● **Assignment**
Tally the lines of the records below that include the word "JSON", and write down only that tally.

(Records shown begins)

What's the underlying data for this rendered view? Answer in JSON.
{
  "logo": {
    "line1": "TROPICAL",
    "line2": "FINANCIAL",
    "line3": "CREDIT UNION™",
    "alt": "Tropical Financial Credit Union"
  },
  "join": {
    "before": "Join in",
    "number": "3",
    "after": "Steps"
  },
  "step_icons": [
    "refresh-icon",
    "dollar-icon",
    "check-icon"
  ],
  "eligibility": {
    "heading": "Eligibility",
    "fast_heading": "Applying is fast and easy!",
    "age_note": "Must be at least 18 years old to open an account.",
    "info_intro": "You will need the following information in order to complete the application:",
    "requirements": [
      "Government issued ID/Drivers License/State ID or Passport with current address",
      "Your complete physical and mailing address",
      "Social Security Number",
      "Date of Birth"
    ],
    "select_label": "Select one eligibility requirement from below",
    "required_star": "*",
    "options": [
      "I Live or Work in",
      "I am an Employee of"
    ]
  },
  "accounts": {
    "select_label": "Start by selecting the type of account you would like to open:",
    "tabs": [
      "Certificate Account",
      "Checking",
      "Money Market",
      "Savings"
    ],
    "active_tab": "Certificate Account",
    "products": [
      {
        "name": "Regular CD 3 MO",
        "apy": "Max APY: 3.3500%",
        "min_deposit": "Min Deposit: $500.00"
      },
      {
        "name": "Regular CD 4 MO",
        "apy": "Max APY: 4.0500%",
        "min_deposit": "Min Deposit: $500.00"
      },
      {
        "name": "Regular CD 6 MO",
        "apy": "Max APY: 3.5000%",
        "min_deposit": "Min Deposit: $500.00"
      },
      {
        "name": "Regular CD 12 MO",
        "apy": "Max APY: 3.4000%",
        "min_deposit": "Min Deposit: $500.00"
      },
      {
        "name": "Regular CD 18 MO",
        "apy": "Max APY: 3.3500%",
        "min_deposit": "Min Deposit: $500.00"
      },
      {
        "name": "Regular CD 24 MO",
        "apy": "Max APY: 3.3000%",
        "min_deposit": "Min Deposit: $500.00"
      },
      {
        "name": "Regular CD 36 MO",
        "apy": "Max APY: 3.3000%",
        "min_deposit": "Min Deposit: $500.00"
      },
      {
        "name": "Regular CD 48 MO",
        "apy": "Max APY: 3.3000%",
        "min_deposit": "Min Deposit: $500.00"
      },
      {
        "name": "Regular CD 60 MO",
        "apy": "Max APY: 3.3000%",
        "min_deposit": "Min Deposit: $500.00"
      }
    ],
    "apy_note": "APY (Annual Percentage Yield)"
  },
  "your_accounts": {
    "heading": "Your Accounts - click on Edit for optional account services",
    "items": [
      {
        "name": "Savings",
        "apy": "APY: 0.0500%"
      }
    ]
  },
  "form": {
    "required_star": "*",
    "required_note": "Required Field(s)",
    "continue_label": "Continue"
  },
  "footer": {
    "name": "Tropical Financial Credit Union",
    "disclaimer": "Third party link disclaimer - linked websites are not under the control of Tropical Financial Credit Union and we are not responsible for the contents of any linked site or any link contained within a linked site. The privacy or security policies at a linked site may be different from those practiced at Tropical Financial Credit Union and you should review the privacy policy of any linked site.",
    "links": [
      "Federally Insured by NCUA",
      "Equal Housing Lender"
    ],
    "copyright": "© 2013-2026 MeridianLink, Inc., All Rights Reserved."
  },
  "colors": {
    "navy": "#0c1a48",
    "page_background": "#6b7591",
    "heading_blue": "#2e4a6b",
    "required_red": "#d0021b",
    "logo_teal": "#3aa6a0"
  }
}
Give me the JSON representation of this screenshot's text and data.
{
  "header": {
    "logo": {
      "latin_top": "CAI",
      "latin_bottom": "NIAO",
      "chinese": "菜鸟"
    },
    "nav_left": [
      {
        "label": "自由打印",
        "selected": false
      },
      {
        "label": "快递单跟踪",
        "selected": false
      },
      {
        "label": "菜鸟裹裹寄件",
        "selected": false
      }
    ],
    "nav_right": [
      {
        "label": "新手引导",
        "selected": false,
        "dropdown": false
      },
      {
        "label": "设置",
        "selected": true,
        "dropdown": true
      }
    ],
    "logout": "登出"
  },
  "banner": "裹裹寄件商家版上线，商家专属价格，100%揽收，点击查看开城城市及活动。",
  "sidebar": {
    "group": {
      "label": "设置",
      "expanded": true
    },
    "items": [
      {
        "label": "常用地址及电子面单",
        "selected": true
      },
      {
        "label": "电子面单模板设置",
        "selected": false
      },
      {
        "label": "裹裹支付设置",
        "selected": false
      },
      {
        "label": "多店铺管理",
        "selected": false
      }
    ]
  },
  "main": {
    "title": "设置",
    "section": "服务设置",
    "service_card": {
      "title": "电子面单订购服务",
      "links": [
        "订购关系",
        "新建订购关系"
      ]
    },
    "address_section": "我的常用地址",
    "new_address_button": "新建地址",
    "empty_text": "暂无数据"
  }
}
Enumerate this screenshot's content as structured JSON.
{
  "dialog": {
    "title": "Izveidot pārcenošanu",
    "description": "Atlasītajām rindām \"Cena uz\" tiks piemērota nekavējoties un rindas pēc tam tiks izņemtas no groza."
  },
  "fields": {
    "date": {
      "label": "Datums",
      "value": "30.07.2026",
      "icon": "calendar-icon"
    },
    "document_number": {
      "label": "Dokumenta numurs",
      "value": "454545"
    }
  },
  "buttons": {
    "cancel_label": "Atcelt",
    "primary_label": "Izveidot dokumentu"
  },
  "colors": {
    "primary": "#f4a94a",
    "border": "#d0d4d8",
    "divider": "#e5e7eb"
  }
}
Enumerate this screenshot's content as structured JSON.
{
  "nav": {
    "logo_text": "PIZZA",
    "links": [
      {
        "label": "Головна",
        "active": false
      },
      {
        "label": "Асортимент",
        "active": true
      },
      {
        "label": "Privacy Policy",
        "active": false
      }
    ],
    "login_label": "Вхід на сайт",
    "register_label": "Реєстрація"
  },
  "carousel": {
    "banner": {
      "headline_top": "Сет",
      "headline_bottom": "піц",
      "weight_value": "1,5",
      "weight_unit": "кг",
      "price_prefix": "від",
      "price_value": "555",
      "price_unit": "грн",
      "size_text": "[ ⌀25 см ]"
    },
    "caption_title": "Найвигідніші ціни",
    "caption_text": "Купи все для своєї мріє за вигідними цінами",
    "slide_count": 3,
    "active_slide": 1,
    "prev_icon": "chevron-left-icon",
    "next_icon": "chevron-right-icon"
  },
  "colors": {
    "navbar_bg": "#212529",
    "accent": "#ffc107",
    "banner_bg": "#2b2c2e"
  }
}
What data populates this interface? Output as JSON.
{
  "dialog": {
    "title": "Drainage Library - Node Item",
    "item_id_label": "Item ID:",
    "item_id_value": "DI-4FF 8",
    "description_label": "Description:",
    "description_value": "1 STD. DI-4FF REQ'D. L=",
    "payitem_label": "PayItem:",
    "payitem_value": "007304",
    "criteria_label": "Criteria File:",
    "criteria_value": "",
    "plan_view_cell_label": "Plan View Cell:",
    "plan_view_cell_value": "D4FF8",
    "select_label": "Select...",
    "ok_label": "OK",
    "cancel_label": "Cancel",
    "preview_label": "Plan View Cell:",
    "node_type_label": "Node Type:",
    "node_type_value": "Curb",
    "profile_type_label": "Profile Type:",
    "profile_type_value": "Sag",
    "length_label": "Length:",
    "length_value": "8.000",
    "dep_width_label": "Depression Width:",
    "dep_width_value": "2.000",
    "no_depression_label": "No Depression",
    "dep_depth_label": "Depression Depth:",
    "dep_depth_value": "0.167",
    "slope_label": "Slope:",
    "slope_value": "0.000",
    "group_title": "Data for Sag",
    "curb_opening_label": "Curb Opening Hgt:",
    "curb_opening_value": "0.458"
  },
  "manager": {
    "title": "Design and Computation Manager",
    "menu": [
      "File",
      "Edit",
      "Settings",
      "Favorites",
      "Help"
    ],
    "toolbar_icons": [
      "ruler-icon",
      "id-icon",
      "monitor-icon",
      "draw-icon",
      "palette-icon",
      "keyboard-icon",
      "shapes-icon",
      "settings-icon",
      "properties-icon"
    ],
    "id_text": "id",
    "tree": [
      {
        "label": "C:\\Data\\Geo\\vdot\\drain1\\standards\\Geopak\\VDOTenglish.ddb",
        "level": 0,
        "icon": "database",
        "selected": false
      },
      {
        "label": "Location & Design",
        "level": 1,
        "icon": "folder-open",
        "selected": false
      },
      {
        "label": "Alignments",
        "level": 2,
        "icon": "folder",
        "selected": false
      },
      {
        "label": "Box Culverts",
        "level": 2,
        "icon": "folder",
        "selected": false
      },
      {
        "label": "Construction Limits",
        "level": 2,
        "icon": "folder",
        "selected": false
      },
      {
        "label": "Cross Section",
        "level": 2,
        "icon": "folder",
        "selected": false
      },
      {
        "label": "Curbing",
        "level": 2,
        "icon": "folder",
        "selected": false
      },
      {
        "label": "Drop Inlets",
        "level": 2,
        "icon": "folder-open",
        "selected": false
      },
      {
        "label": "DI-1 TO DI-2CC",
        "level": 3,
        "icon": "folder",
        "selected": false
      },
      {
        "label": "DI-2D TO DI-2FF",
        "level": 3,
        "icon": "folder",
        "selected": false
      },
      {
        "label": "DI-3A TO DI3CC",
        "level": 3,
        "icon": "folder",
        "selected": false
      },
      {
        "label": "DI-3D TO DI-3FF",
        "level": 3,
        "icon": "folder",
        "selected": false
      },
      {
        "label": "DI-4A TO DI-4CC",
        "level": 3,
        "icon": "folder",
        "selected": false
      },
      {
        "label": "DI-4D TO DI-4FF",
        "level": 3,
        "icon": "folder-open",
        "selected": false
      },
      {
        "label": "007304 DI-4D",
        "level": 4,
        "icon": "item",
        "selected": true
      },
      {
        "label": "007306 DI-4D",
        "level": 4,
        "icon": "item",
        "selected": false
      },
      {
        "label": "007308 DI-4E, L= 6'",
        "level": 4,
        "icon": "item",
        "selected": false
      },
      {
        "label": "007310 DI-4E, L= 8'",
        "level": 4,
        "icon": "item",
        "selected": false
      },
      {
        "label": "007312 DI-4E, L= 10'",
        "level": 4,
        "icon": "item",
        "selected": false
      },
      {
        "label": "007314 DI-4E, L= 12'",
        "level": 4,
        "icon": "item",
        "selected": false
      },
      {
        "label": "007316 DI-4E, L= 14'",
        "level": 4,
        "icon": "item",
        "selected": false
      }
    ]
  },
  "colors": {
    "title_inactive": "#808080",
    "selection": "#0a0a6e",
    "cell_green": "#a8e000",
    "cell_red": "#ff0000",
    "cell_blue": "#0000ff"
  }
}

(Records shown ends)

● **Task response**
5